Basic science and early didactic training will be taught in conjunction with faculty at Morehead State and WKU on those respective campuses through both onsite and distance education modalities, according to UK College of Medicine curricular protocols.
“WKU is pleased to partner with the University of Kentucky and The Medical Center at Bowling Green to help facilitate the expansion of medical education into south central and western Kentucky,” said WKU President Gary A. Ransdell. “We have been working for many years in conjunction with The Medical Center at Bowling Green to address workforce demands in health care, most recently in nursing and physical therapy, and this collaboration will address a critical need that hospitals and communities throughout our region have for more physicians. WKU faculty will be fully engaged, and I’m pleased that our students will have even more opportunities to pursue a medical education here in Bowling Green.”
UK already has been partnering for several years with Morehead State University through a Rural Physician Leadership Program, where students complete their third and fourth years of medical training with rural-centered clinical experiences primarily at St. Claire Regional Medical Center.
“Our partnership with the University of Kentucky and St. Claire Regional Medical Center has helped many students from our region become physicians and physicians’ assistants,” said Morehead State University President Wayne D. Andrews. “Working with UK and St. Claire though our Rural Physician Leadership Program is a win-win not only for Morehead State University, but for our students and the communities we serve. We are delighted to extend these working relationships to expand our reach in helping meet the needs of East Kentucky.”
Mark J. Neff, president/CEO at St. Claire Regional Medical Center in Morehead added, “we are thrilled to be a part of the expansion and growth of the Rural Physician Leadership Program. Since the program began in 2012, St. Claire Regional has assisted 32 medical students to successfully graduate. Doing more to prepare for the shortage of rural health care providers only makes sense for us as we have continued to be dedicated to the training of medical providers in our region since our doors opened.

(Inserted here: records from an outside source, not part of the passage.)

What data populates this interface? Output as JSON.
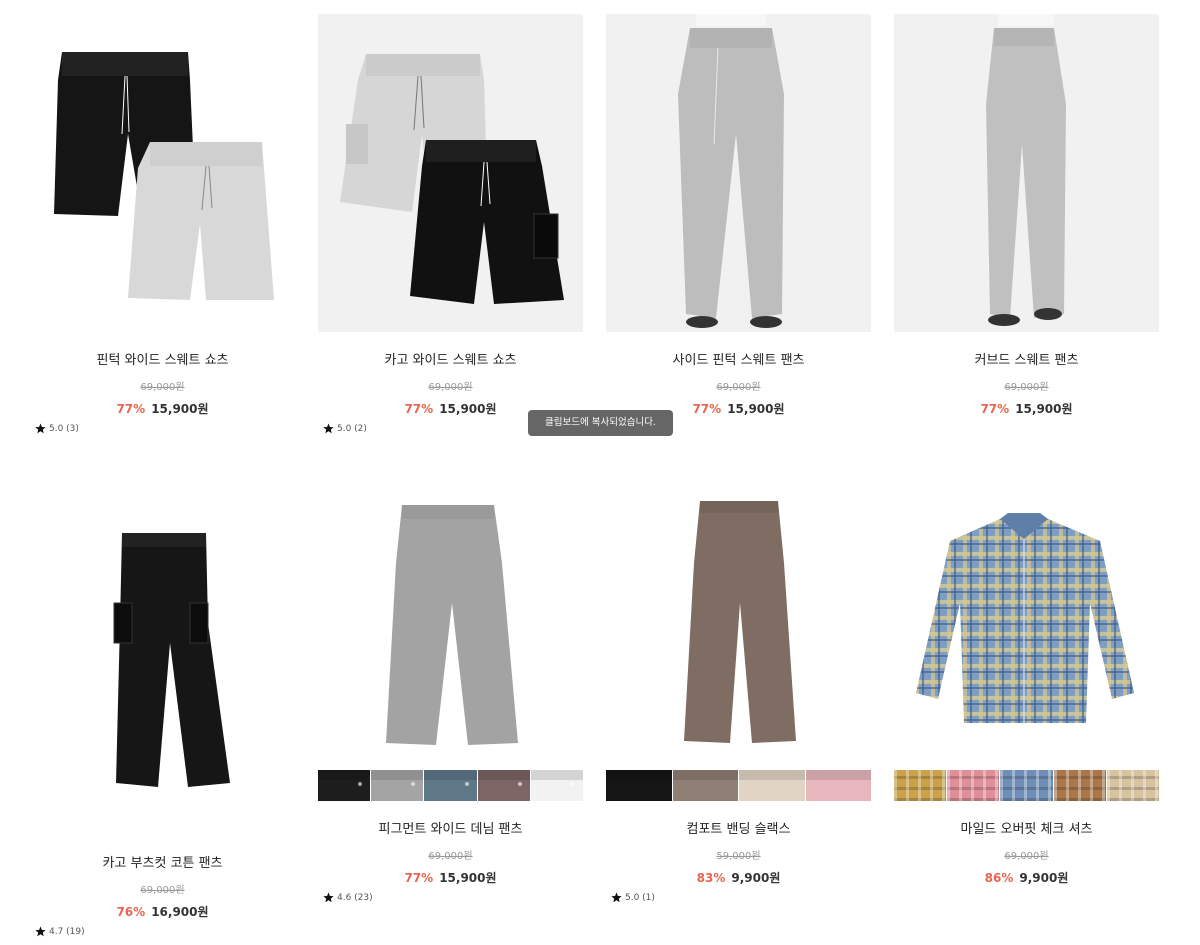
{
  "products": [
    {
      "name": "핀턱 와이드 스웨트 쇼츠",
      "original_price": "69,000원",
      "discount": "77%",
      "price": "15,900원",
      "rating": "5.0 (3)"
    },
    {
      "name": "카고 와이드 스웨트 쇼츠",
      "original_price": "69,000원",
      "discount": "77%",
      "price": "15,900원",
      "rating": "5.0 (2)"
    },
    {
      "name": "사이드 핀턱 스웨트 팬츠",
      "original_price": "69,000원",
      "discount": "77%",
      "price": "15,900원",
      "rating": ""
    },
    {
      "name": "커브드 스웨트 팬츠",
      "original_price": "69,000원",
      "discount": "77%",
      "price": "15,900원",
      "rating": ""
    },
    {
      "name": "카고 부츠컷 코튼 팬츠",
      "original_price": "69,000원",
      "discount": "76%",
      "price": "16,900원",
      "rating": "4.7 (19)"
    },
    {
      "name": "피그먼트 와이드 데님 팬츠",
      "original_price": "69,000원",
      "discount": "77%",
      "price": "15,900원",
      "rating": "4.6 (23)"
    },
    {
      "name": "컴포트 밴딩 슬랙스",
      "original_price": "59,000원",
      "discount": "83%",
      "price": "9,900원",
      "rating": "5.0 (1)"
    },
    {
      "name": "마일드 오버핏 체크 셔츠",
      "original_price": "69,000원",
      "discount": "86%",
      "price": "9,900원",
      "rating": ""
    }
  ],
  "toast": {
    "message": "클립보드에 복사되었습니다."
  },
  "colors": {
    "discount": "#e8664f",
    "toast_bg": "#666666"
  },
  "swatches": {
    "denim": [
      "#1d1d1d",
      "#a4a4a4",
      "#5f7888",
      "#7d6566",
      "#f2f2f2"
    ],
    "slacks": [
      "#151515",
      "#8f7f74",
      "#e1d4c4",
      "#e8b7bd"
    ],
    "shirt": [
      "#c9a24a",
      "#de8f98",
      "#6f8fb8",
      "#a9774a",
      "#d7c3a0"
    ]
  }
}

We are proud to say that we have over 50 years of experience in training medical students, as a teaching affiliate of the University of Kentucky and we look forward to many more."
In addition to the didactic training, clinical education will occur in conjunction with the regional medical provider partners in Ashland, Morehead and Bowling Green.
"We are very proud to be a part of this collaborative effort and we are committed to building programs that support our communities and their future health care needs," said Kristie Whitlatch, president/CEO King's Daughters Health System. "We are also committed to retaining our local talent and providing them with the ability to remain in our communities for their educational experience and hopefully for their entire career as a physician. An alliance with the University of Kentucky College of Medicine will be beneficial in recruiting physicians of all specialties so we can keep our health care local and ultimately improve the health of the communities we serve."
Connie Smith, chief executive officer of The Medical Center at Bowling Green, added, “the establishment of a four-year satellite program at The Medical Center in Bowling Green is the first of its kind in Kentucky. This public/private partnership is an extraordinary means to address one of the most pressing challenges in health care today – the physician shortage. It is an amazing opportunity for area students wishing to pursue a career in medicine, and the entire Commonwealth will ultimately benefit from having greater access to well-trained physicians. This project will have a tremendous impact in south central Kentucky for years to come.”